Write down an expression for the electrostatic potential $V(\rr)$ at a point $\rr$ due to a point charge located at $\rr'$. (There is nothing to calculate here.)

Write down an expression for the electric field $\EE(\rr)$ at a point $\rr$ due to a point charge located at $\rr'$. (There is nothing to calculate here.)

Working in rectangular coordinates, compute the gradient of $V$.

Write several sentences comparing your answers to the last two questions.

- (LineSources)
Consider the fields around both finite and infinite uniformly charged, straight wires.

Find the electric field around an infinite, uniformly charged, straight wire, starting from the expression for the electrostatic potential that we found in class:

$$V(\Vec r)={2\lambda\over 4\pi\epsilon_0}\, \ln{ r_0\over r}$$

Compare your result to the solution found from Coulomb's law. Which method is easier?

Find the electric field around a finite, uniformly charged, straight wire, at a point a distance $r$ straight out from the midpoint, starting from the expression for the electrostatic potential that we found in class:

$$V(\Vec r)={\lambda\over 4\pi\epsilon_0} \left[\ln{\left(L + \sqrt{L^2+r^2}\right)}- \ln{\left(-L + \sqrt{L^2+r^2}\right)}\right]$$

Compare your result to the solution found from Coulomb's law. Which method is easier?

Find the electric field around an infinite, uniformly charged, straight wire, starting from Coulomb's Law.
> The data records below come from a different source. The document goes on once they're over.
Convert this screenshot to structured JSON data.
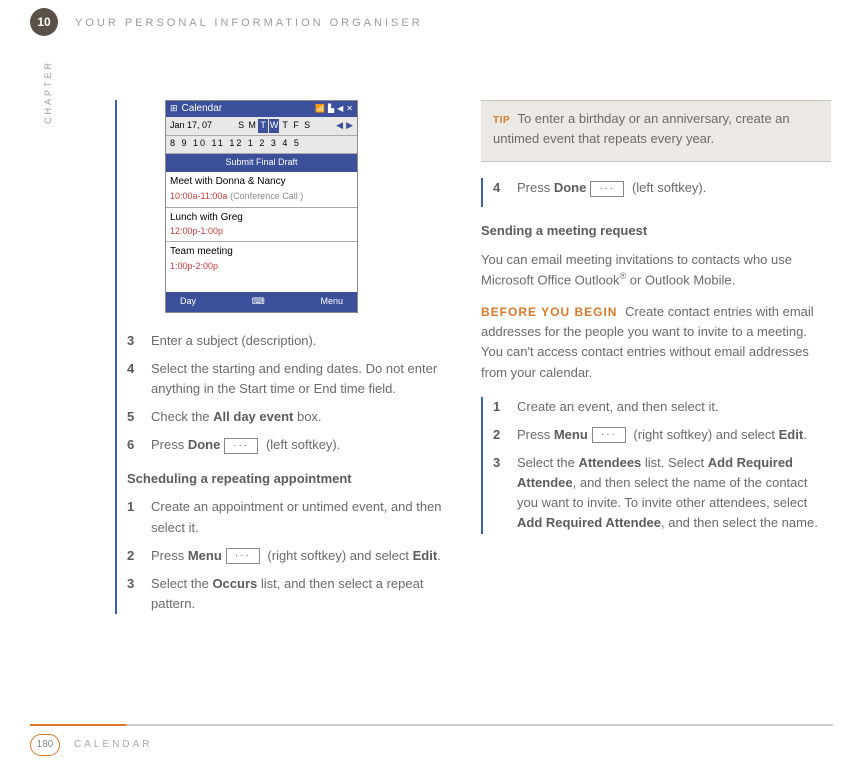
{
  "chapter": {
    "number": "10",
    "side": "CHAPTER",
    "title": "YOUR PERSONAL INFORMATION ORGANISER"
  },
  "footer": {
    "page": "180",
    "label": "CALENDAR"
  },
  "device": {
    "app": "Calendar",
    "date": "Jan 17, 07",
    "dow": [
      "S",
      "M",
      "T",
      "W",
      "T",
      "F",
      "S"
    ],
    "hours": "8   9   10   11   12   1   2   3   4   5",
    "banner": "Submit Final Draft",
    "rows": [
      {
        "title": "Meet with Donna & Nancy",
        "time": "10:00a-11:00a",
        "note": "(Conference Call )"
      },
      {
        "title": "Lunch with Greg",
        "time": "12:00p-1:00p",
        "note": ""
      },
      {
        "title": "Team meeting",
        "time": "1:00p-2:00p",
        "note": ""
      }
    ],
    "soft_left": "Day",
    "soft_right": "Menu"
  },
  "left": {
    "steps_a": [
      {
        "n": "3",
        "t": "Enter a subject (description)."
      },
      {
        "n": "4",
        "t": "Select the starting and ending dates. Do not enter anything in the Start time or End time field."
      },
      {
        "n": "5",
        "t_pre": "Check the ",
        "b1": "All day event",
        "t_post": " box."
      },
      {
        "n": "6",
        "t_pre": "Press ",
        "b1": "Done",
        "t_post": " (left softkey)."
      }
    ],
    "heading": "Scheduling a repeating appointment",
    "steps_b": [
      {
        "n": "1",
        "t": "Create an appointment or untimed event, and then select it."
      },
      {
        "n": "2",
        "t_pre": "Press ",
        "b1": "Menu",
        "t_mid": " (right softkey) and select ",
        "b2": "Edit",
        "t_post": "."
      },
      {
        "n": "3",
        "t_pre": "Select the ",
        "b1": "Occurs",
        "t_post": " list, and then select a repeat pattern."
      }
    ]
  },
  "right": {
    "tip_label": "TIP",
    "tip": "To enter a birthday or an anniversary, create an untimed event that repeats every year.",
    "step4": {
      "n": "4",
      "t_pre": "Press ",
      "b1": "Done",
      "t_post": " (left softkey)."
    },
    "heading": "Sending a meeting request",
    "intro": "You can email meeting invitations to contacts who use Microsoft Office Outlook",
    "intro2": " or Outlook Mobile.",
    "byb_label": "BEFORE YOU BEGIN",
    "byb": "Create contact entries with email addresses for the people you want to invite to a meeting. You can't access contact entries without email addresses from your calendar.",
    "steps": [
      {
        "n": "1",
        "t": "Create an event, and then select it."
      },
      {
        "n": "2",
        "t_pre": "Press ",
        "b1": "Menu",
        "t_mid": " (right softkey) and select ",
        "b2": "Edit",
        "t_post": "."
      },
      {
        "n": "3",
        "t_pre": "Select the ",
        "b1": "Attendees",
        "t_mid": " list. Select ",
        "b2": "Add Required Attendee",
        "t_mid2": ", and then select the name of the contact you want to invite. To invite other attendees, select ",
        "b3": "Add Required Attendee",
        "t_post": ", and then select the name."
      }
    ]
  }
}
Find the electric field around a finite, uniformly charged, straight wire, at a point a distance $s$ straight out from the midpoint, starting from Coulomb's Law.

- (ConductorsGem235ModB)
Find $E_r$, the radial component of the electric field and plot it as a function of $r$. %Are the discontinuities in the electric field what you expect from our unit on boundary conditions? Explain.